To prevent accidents by honest users (and curious users with just enough knowledge to be dangerous), you may want to hide the Database window.
You may not need to implement full-blown measures to secure your Access data, but you can apply some simple tricks to protect it from careless or overly curious users. Hiding the Database window offers one good safeguard.The simplest way to accomplish this is via the Access Startup options (Figure A). These options let you determine specific behaviors when the database opens. Two of these features lend a hand toward securing your database:
- Display Database Window: Deselect this option, and the next time someone opens the database, Access will hide the Database window. Users won't have immediate access to any objects.
- Use Access Special Keys: Deselect this option to inhibit the use of F11 to unhide the Database Window.
Set Startup options to hide the Database window.
Both settings work together. If you don't deselect the Use Access Special Keys option, users can press F11 to unhide the Database window.
To access the Startup options, choose Startup from the Tools menu. In Access 2007, click the Office button and then click the Access Options button. Select Current Database in the left pane and you'll find these options in the Application Options section. Access 2007 doesn't have a Database window, but you can hide the Navigation Pane in a similar manor. That option is in the Navigation section just below the Application Options section.
Deselecting the Display Database Window option will also disable the Startup command. Users can bypass all these options by holding down the [Shift] key while opening the database. That trick's handy for you, but it leaves the database vulnerable to anyone else who knows about it. A user can also import objects into a blank database to bypass startup settings. Luckily, there's a bypass to the bypass.
Bypass the bypass
To close the bypass crack, set the AllowBypassKey property to False when the database closes. You can automate this process by calling the following code from a close task — just which task is up to you:
Public Sub SetStartupOptions(propname As String, _
propdb As Variant, prop As Variant)
'Set passed startup property.
Dim dbs As Object
Dim prp As Object
Set dbs = CurrentDb
On Error Resume Next
dbs.Properties(propname) = prop
If Err.Number = 3270 Then
Set prp = dbs.CreateProperty(propname, _
Set dbs = Nothing
Set prp = NothingEnd Sub
When you call the procedure, be sure to pass the appropriate startup option text, as follows:
Call SetStartupOptions("AllowBypassKey", dbBoolean, False)
After setting this property during the close process, the database will ignore the [Shift] key bypass if one of your users is wily enough to try it.
You can use this approach to set any of the startup properties. For instance, this call hides the Database window:

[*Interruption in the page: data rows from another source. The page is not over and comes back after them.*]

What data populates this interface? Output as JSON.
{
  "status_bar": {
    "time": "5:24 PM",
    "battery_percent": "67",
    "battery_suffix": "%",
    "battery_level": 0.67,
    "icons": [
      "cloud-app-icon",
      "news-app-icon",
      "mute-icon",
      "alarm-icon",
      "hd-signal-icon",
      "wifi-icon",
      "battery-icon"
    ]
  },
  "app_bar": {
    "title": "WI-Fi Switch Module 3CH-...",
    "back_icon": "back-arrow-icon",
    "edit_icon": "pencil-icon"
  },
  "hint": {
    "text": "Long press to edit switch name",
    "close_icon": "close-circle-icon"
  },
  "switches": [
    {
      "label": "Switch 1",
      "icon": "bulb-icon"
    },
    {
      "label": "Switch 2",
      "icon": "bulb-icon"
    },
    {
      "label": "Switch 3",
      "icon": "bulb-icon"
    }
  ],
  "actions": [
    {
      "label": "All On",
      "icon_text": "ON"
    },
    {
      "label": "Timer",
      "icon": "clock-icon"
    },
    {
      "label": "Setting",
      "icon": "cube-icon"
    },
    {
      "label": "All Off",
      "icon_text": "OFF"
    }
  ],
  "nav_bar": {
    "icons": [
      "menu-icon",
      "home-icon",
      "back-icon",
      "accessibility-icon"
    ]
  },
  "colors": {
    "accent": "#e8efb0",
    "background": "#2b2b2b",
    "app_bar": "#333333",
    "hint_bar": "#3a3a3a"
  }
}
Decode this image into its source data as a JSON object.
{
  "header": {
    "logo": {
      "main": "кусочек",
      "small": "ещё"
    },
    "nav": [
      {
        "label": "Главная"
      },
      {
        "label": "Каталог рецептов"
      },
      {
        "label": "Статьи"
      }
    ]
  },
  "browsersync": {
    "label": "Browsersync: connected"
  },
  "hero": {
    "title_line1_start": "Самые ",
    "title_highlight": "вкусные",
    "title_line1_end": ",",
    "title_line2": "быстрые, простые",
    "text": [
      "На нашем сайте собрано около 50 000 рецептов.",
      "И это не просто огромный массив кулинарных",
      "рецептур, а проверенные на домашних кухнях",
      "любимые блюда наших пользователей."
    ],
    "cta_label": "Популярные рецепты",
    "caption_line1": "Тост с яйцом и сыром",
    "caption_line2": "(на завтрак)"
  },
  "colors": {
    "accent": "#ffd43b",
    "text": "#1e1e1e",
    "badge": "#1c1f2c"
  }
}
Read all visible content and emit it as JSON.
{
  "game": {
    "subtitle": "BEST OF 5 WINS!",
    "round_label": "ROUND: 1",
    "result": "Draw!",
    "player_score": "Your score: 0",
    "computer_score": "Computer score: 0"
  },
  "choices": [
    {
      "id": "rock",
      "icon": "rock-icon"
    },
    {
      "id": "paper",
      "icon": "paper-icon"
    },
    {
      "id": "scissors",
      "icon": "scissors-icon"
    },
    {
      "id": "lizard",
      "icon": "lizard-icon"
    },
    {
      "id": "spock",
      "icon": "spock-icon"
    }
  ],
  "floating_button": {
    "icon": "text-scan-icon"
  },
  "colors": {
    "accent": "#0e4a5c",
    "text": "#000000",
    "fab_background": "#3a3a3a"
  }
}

Call SetStartupOptions("StartupShowDBWindow", dbBoolean, False)
You can set options when you close or open the database with one exception. The AllowBypassKey property must be set when you close the database. Be sure to set a reference to the Data Access Objects library (DAO). Otherwise, this procedure will generate a reference error. (There's bound to be an ADO alternative, but DAO is efficient in this area.)
It makes sense that anyone who knows about the [Shift] key bypass might also know how to enable the [Shift] bypass by resetting the AllowBypassKey property to True. If this is the case, you'll have to apply workgroup security to restrict access to this property to the administrator. Someone can try to reset the property, but the effort will fail unless that person is working through the administrator login.
Miss an Access tip?
Check out the Microsoft Access archive and catch up on other Access tips.
Help users increase productivity by automatically signing up for TechRepublic's free Microsoft Office Suite newsletter, featuring Word, Excel, and Access tips, delivered each Wednesday.